Hence the content of a norm is a necessary but not a sufficient condition of what is subjectively right. Again: “Subjectively” is used to say that actual persons, or subjects, are involved because they are referred to by the content of a norm applicable to them. Felice Battaglia (1902–1977), a professor of mine when I was an undergraduate law student, would use a geometric metaphor to illustrate the connection between what is objectively right and what is subjectively right: What is objectively right (norms) is likened to the circumference of a circle, and what is subjectively right (rights and obligations) to the circle closed in by the circumference.

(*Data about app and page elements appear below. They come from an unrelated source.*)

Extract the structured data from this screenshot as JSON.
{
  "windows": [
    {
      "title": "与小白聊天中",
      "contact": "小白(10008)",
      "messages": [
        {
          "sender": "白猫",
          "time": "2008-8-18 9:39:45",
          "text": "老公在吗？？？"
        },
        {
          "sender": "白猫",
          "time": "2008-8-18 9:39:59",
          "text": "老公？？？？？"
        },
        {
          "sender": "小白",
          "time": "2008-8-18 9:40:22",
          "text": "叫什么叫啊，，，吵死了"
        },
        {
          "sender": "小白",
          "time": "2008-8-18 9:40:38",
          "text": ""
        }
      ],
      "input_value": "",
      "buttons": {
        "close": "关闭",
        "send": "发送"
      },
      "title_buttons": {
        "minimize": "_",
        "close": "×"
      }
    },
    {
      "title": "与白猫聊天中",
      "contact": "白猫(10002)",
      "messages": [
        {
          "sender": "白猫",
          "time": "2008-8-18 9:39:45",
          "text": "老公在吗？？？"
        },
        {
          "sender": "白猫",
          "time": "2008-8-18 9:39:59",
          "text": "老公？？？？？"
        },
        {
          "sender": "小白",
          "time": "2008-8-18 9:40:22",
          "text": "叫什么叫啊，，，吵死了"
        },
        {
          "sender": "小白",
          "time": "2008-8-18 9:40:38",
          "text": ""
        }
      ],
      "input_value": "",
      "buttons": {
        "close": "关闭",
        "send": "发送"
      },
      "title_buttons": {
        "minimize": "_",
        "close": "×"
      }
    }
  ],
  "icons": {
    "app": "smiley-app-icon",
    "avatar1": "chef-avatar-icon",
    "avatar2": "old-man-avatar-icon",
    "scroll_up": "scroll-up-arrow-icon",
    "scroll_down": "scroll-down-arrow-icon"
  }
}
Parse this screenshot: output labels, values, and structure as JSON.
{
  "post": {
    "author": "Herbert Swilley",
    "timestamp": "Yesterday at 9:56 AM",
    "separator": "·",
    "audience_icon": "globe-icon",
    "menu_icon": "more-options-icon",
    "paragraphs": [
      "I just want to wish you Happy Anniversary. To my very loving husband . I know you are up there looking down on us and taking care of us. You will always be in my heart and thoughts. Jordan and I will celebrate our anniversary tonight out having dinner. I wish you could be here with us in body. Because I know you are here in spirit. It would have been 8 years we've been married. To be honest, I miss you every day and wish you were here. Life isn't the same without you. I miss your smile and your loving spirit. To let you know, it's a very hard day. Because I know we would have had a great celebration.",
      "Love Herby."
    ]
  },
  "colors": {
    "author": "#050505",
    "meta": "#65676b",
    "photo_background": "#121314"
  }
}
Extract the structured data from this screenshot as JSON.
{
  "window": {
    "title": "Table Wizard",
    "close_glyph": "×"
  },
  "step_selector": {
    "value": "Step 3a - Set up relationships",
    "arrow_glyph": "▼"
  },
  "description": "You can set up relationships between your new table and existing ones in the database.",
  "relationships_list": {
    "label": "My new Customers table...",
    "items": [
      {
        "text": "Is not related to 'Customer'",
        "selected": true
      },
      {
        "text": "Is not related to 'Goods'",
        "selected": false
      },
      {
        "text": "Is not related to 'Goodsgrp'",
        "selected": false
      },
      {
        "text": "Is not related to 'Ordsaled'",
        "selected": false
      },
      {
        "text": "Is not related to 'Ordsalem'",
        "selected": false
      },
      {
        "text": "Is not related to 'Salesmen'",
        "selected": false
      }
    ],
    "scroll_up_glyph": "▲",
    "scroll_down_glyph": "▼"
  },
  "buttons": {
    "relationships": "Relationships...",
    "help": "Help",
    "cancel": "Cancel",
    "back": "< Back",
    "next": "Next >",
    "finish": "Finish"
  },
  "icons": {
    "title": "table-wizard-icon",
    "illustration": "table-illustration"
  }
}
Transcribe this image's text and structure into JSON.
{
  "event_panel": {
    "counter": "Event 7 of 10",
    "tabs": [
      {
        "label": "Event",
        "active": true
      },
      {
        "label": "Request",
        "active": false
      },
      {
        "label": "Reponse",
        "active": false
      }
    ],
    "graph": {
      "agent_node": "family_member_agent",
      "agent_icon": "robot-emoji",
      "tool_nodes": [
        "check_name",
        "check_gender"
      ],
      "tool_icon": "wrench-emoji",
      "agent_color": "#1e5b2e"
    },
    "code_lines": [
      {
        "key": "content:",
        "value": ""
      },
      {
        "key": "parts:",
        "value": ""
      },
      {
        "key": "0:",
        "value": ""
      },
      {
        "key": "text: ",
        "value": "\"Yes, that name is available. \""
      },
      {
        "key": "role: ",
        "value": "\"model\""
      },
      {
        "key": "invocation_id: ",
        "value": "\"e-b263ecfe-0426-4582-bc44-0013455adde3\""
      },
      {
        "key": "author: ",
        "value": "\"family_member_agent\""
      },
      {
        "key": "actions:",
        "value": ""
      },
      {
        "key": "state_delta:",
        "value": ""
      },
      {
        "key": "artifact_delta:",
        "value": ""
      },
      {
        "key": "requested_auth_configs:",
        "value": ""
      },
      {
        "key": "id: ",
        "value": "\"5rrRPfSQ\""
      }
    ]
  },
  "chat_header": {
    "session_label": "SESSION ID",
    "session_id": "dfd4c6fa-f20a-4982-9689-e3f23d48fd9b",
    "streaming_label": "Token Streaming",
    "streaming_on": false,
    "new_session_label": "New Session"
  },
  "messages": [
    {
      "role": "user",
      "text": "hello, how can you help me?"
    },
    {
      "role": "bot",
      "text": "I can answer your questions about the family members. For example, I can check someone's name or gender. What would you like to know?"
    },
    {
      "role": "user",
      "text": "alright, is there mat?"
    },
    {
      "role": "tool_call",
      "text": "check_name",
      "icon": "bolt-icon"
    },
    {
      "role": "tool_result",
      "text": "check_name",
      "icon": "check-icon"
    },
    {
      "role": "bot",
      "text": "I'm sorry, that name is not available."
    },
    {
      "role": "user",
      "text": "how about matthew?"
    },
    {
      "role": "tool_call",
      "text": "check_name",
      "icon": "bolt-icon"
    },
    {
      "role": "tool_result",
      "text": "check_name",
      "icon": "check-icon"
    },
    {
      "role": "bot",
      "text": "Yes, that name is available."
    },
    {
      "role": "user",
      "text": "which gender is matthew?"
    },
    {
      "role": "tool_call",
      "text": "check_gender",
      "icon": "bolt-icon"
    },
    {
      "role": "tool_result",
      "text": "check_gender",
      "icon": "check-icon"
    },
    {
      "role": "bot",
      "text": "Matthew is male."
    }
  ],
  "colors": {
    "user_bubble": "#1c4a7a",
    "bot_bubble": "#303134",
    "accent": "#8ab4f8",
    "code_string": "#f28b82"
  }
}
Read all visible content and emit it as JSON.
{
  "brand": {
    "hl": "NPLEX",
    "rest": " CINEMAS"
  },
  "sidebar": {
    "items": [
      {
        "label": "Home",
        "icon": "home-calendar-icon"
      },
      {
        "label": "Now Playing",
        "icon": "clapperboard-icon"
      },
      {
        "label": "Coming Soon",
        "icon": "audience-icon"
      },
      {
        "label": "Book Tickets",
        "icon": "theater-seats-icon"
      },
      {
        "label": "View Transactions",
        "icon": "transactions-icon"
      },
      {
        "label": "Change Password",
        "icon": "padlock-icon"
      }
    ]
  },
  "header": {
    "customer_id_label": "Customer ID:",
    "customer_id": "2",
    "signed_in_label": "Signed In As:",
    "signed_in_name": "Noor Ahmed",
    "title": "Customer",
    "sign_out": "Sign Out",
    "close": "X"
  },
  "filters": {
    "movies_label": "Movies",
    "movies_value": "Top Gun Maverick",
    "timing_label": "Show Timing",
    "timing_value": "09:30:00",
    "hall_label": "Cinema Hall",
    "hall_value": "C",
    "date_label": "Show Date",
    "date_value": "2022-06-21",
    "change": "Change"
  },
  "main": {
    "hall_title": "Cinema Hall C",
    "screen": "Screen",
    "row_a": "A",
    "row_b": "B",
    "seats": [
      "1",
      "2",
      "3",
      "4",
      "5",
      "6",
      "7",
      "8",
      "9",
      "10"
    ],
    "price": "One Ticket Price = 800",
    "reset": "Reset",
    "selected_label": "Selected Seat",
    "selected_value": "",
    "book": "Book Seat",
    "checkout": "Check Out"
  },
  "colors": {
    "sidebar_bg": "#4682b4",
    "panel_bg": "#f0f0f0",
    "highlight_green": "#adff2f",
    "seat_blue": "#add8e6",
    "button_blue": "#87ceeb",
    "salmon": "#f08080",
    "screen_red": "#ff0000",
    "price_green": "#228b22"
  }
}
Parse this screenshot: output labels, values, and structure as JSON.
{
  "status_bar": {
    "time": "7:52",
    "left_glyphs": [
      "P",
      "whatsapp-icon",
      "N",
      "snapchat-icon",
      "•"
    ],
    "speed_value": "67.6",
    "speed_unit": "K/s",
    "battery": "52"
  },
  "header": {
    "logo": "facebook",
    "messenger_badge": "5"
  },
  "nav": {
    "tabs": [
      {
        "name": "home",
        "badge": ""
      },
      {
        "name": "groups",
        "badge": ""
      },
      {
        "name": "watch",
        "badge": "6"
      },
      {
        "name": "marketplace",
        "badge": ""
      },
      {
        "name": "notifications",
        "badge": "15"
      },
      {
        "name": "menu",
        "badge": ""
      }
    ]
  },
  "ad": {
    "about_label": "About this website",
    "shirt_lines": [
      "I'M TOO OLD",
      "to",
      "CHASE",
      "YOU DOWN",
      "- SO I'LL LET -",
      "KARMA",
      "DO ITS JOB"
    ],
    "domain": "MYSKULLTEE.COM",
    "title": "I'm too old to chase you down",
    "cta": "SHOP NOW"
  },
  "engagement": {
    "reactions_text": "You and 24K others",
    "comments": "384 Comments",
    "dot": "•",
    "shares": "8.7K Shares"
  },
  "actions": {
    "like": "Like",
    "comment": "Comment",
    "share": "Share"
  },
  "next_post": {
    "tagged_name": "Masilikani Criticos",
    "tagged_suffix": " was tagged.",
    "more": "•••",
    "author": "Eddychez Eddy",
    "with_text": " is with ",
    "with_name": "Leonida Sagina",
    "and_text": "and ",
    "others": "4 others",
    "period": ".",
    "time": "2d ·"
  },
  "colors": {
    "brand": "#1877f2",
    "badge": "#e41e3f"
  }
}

Any square brackets in the original are labelled as such (as “square brackets in original,” which points out omissions or additions made by the author being quoted, rather than by the author who is doing the quoting). Italicised text, instead, is labelled only when it is not in the original, as “italics added” (all unlabelled italics are therefore to be understood as occurring that way in the original). Both practices (“square brackets in original,” “italics added”) are standard. Exceptions to the italics rule occur when a Treatise contributor has felt it necessary to make a point by stating that certain italicised text matter is not his own doing.
However, by saying that a certain item of behaviour is to be engaged in because this is what the law or the sovereign “calls for” or “commands,” a jurist will fail on two accounts: (a) in explaining what “ought” means and (b) in providing reasons why anyone should behave in the manner specified by the Ought. As for point (a), until we limit ourselves to saying that norms pertain to the world of Ought, we will not explicitly have said what norms are, what they are made of, what entities they are.